It can have a mind of its own that may even surprise you. Perhaps they’ll learn a thing or two by simply observing you.
Things to Consider Before Owning a German Shepherd Catahoula Mix
If you’re still reluctant about bringing one home, here are a few questions you can consider to help you decide.
If you have children at home, you’ll need to train your dog to proper socialization at an early age. They can be wary of strangers and develop aggression if left untrained.
However, once they recognize and accept your family as part of their pack, expect its protective instinct to kick in. You’ll have a devoted guardian dog exclusive to your family.
2. Do You Have a Spacious Home for an Energetic Dog?
German Shepherd Catahoulas are inquisitive creatures that need constant exercise. Having a large area where they can explore to exert their energy is a good way to keep them healthy.
They’re not meant to lie still for long inside a room. In doing so, they may develop irritation, which can lead to destructive behaviors.
You can, however, take them out on walks around a park regularly. It’ll even help them socialize with other pets!
A Catahoula German Shepherd would fit perfectly for an owner with an active lifestyle. If you like to stay indoors or don’t have the time to exercise your pet, this breed may not be for you.
Did you know that the smarter the dog is, the more challenging it is to train them? This is because of their independent nature.
Your Catahoula German Shepherd will be no different in being willful and stubborn. With their high intelligence, they’ll want to exert their thinking capabilities on their own.
So, you’ll need to commit a certain time to teach discipline to this breed. Giving it lots of mental and physical stimulation will make it happy and less destructive.
Training your dog with patience, love, and consistency will prove rewarding when you gain its obedience and companionship.
With all that in mind, you may face some difficulty if you’re not an experienced dog owner. A Catahoula German Shepherd will need a pack leader capable of teaching discipline and obedience.
This breed will require lots of training and socialization to better interact with your family and friends. If you’re not up for the task, then a German Shepherd Catahoula mix may not be for you.
Paul has been creating content for the dog niche for many years. The information he shares comes his first hand experience growing up in dog lovers household and then owning multiple dog breeds of his own as an adult.
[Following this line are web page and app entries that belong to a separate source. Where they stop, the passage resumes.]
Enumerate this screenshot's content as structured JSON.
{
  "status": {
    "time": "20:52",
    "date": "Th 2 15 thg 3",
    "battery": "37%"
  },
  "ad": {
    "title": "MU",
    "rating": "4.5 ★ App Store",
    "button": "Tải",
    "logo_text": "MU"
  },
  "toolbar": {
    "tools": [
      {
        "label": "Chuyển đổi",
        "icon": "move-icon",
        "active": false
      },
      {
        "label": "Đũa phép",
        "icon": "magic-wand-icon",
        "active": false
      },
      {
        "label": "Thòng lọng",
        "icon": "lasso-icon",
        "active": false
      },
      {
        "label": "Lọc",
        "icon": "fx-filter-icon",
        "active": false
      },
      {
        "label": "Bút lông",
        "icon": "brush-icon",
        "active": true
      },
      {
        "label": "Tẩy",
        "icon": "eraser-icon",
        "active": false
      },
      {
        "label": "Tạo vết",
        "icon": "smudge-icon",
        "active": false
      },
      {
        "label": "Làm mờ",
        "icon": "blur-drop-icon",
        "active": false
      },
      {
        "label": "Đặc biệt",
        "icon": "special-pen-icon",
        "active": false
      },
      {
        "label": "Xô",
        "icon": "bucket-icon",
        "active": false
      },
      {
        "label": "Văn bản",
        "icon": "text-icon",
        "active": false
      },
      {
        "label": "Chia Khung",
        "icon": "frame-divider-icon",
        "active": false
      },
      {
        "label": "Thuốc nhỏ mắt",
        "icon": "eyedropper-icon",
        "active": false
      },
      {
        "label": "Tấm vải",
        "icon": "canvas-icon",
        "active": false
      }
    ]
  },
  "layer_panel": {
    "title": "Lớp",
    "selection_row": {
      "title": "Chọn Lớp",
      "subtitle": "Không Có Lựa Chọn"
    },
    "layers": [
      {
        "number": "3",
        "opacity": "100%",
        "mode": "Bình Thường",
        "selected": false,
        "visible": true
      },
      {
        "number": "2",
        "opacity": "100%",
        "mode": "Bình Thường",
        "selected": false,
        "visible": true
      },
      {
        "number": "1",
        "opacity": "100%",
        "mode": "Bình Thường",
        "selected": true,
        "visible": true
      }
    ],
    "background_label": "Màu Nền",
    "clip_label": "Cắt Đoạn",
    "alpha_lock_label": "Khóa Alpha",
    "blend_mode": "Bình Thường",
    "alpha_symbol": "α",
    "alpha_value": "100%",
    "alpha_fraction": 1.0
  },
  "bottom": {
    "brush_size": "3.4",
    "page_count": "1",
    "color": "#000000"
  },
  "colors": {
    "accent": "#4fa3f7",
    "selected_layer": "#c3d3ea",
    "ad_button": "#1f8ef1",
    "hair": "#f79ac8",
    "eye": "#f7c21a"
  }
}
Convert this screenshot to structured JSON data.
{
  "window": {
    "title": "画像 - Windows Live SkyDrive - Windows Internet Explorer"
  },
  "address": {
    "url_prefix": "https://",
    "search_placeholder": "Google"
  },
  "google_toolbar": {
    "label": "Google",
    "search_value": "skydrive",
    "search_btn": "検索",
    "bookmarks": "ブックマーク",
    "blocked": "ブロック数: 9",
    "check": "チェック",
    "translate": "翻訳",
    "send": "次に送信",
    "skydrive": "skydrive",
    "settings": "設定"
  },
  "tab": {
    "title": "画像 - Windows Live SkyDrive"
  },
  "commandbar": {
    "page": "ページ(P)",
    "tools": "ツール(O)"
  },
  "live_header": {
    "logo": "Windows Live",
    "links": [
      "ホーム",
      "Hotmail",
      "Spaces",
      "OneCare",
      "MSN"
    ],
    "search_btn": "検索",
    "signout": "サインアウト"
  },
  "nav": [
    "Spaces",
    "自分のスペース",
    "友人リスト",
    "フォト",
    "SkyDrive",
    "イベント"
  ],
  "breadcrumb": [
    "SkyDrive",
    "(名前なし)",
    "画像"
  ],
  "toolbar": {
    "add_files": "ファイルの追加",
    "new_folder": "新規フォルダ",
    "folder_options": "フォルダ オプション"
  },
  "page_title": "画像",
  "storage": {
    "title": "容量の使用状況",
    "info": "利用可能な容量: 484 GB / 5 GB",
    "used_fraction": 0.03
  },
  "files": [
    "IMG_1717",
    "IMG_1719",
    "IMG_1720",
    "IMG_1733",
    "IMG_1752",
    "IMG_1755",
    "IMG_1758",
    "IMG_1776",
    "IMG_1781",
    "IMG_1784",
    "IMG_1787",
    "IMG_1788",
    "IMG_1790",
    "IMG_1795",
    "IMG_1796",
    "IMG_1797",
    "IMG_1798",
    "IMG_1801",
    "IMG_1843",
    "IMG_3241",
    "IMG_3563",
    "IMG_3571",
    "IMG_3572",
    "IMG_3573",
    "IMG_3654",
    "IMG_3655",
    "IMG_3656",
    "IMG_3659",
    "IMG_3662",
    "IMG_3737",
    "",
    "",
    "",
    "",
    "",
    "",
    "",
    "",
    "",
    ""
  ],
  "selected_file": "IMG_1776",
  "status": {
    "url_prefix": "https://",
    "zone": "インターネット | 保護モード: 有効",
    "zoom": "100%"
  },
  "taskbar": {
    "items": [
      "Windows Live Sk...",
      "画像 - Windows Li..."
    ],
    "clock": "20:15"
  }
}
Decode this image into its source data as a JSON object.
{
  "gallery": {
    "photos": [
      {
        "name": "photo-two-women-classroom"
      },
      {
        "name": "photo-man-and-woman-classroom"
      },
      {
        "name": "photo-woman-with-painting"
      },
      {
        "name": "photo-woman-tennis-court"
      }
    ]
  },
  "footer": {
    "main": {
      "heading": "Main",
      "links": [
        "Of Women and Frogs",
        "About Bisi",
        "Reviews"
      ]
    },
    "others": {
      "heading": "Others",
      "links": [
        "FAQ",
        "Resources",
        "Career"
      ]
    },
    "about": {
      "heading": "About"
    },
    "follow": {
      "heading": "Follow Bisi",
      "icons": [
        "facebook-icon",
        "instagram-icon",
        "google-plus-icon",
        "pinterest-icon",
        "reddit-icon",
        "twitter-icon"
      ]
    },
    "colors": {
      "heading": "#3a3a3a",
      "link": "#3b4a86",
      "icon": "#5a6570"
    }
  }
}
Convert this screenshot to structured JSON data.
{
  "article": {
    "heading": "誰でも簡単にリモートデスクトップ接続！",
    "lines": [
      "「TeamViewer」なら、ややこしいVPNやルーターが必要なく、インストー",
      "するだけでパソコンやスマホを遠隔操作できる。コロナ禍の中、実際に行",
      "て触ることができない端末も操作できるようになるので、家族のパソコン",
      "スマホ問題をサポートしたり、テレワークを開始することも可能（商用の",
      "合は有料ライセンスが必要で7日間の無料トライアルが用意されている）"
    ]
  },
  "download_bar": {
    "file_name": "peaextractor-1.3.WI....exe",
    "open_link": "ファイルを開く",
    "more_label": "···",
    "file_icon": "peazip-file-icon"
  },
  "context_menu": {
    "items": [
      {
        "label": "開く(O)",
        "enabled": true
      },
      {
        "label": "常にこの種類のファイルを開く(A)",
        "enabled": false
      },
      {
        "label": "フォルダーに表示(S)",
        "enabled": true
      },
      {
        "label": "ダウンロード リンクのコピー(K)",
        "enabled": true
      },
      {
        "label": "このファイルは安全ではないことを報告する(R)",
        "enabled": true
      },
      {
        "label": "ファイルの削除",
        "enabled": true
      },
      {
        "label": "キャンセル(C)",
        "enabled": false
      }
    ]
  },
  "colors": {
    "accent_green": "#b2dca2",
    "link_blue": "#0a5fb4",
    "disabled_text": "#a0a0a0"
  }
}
Paul enjoys doing the hard research to collect, analyze and present our dogtemperament.com readers with the best answers to their questions.